One of the largest herb farms in the southern hemisphere, Coolibah Herbs, is based in Pearcedale. It supplies washed salad greens, mixed leaves and a variety of culinary herbs and vegetables to leading companies in the food service sector. It has numerous farms across the Mornington Peninsula and Gippsland.
The Pearcedale Farmers Market operates outdoors on every third Saturday of the month 8:00 am to 1:00 pm. It specialises in regional, seasonal produce, including fresh vegetables, grass-fed beef, free-range eggs, bread straight from the oven, jams and chutney, ready made pasta and curries, locally produced cheeses and exotic and indigenous plants.
Pearcedale Village Shopping Centre on Baxter-Tooradin Road is a small retail precinct that includes a chemist, baker, butcher, newsagency, hairdresser, hardware store, beauty therapist, accountant, medical centre, Bendigo Bank, BP service station, licensed post office and a small supermarket/liquor store. Take-away food is catered for with a milk bar, pizza shop and fish & chip shop.

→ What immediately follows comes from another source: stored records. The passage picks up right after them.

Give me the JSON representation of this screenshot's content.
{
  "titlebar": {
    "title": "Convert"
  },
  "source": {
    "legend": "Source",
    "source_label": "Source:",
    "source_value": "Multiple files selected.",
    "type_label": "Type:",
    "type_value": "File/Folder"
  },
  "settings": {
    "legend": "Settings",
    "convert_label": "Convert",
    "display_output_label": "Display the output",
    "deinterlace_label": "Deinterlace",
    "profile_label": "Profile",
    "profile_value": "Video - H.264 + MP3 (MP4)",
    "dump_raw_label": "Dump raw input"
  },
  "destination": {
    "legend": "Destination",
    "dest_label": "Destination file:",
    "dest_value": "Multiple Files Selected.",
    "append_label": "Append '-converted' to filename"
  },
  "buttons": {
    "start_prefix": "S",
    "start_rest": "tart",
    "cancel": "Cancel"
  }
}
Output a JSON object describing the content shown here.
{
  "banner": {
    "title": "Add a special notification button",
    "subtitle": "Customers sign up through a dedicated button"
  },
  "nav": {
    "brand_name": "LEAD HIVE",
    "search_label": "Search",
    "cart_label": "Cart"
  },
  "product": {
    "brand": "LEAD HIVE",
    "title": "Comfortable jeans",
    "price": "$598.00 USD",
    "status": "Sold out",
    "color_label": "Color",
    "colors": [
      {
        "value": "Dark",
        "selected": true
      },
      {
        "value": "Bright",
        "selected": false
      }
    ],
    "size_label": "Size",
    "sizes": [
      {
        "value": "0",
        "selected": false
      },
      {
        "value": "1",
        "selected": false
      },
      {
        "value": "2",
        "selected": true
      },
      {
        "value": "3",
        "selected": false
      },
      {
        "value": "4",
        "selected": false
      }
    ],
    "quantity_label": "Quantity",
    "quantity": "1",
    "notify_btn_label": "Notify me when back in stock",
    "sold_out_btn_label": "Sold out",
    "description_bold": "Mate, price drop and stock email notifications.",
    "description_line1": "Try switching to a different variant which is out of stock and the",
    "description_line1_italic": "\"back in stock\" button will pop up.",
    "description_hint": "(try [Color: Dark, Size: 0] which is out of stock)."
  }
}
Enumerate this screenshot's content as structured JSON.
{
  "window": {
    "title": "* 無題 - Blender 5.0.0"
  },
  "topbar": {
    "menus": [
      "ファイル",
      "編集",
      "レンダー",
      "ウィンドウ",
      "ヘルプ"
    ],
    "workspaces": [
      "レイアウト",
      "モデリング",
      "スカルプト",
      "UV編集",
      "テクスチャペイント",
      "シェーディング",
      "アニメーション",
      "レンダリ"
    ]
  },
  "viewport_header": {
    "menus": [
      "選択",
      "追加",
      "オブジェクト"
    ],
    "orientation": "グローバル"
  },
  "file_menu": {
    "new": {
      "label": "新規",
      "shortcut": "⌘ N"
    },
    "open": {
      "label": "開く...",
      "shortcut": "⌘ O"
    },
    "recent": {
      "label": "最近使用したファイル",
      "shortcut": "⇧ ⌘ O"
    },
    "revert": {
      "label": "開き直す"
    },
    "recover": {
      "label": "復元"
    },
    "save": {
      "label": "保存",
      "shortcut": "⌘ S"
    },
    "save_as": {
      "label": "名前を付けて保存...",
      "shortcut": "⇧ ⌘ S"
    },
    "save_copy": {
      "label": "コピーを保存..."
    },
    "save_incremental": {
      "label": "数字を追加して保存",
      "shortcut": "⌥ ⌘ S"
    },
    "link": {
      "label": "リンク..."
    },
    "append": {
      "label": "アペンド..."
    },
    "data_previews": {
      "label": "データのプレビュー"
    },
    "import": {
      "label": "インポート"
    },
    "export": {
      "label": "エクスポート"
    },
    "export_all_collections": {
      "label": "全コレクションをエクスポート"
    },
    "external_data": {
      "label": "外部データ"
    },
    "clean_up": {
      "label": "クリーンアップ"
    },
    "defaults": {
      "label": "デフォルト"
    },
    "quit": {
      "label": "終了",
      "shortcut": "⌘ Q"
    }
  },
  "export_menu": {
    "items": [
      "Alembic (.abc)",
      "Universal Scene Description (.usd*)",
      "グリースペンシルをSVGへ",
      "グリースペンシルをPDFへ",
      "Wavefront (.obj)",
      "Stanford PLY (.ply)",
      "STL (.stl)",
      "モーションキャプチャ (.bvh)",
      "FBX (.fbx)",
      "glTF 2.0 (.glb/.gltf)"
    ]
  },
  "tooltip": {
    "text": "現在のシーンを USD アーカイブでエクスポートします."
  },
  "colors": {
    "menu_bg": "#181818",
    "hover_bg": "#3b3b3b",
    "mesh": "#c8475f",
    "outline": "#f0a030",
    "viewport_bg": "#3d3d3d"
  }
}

The sole restaurant of the township, Moodi's Cafe, is highly rated for its food, coffee and friendly service.
Pearcedale has its own Country Fire Authority station that draws on the local community for volunteers.
With its close proximity to both Cranbourne and Mornington racecourses Pearcedale is home to numerous racehorse trainers, jockeys and others associated with Victoria's thoroughbred racing industry. A number of greyhound and harness racing trainers also reside in the area.
Equestrian trails and private agistment facilities provide many equestrian enthusiasts with the opportunity to enjoy their craft. Pearcedale Pony Club, located off Tyabb-Tooradin Road, hold a rally for its young members each month. The club is affiliated with the Pony Club Association of Victoria.
The towns Australian Rules football team was a foundation member of the Peninsula Football Association in 1898 and to this day still compete in its spin-off the Mornington Peninsula Nepean Football League. Affiliated women's netball teams also represent the town in this competition.
Pearcedale Tennis Club compete in the Peninsula Tennis Association.
Pearcedale is only serviced by one primary school:
A primary catholic school is located in nearby Somerville:
For their secondary education local students are required to commute to several schools in the surrounding area including:
- Pearcedale (Western Port Tourism)
- Western Port Biosphere
- Moonlit Sanctuary Wildlife Conservation Park
- Western Port Tourist & Visitor Information Centre
- The Official Tourism Website of the Mornington Peninsula
- RSPCA Peninsula
- Coolibah Herbs
- Peninsula Pages - Pearcedale Farmers Market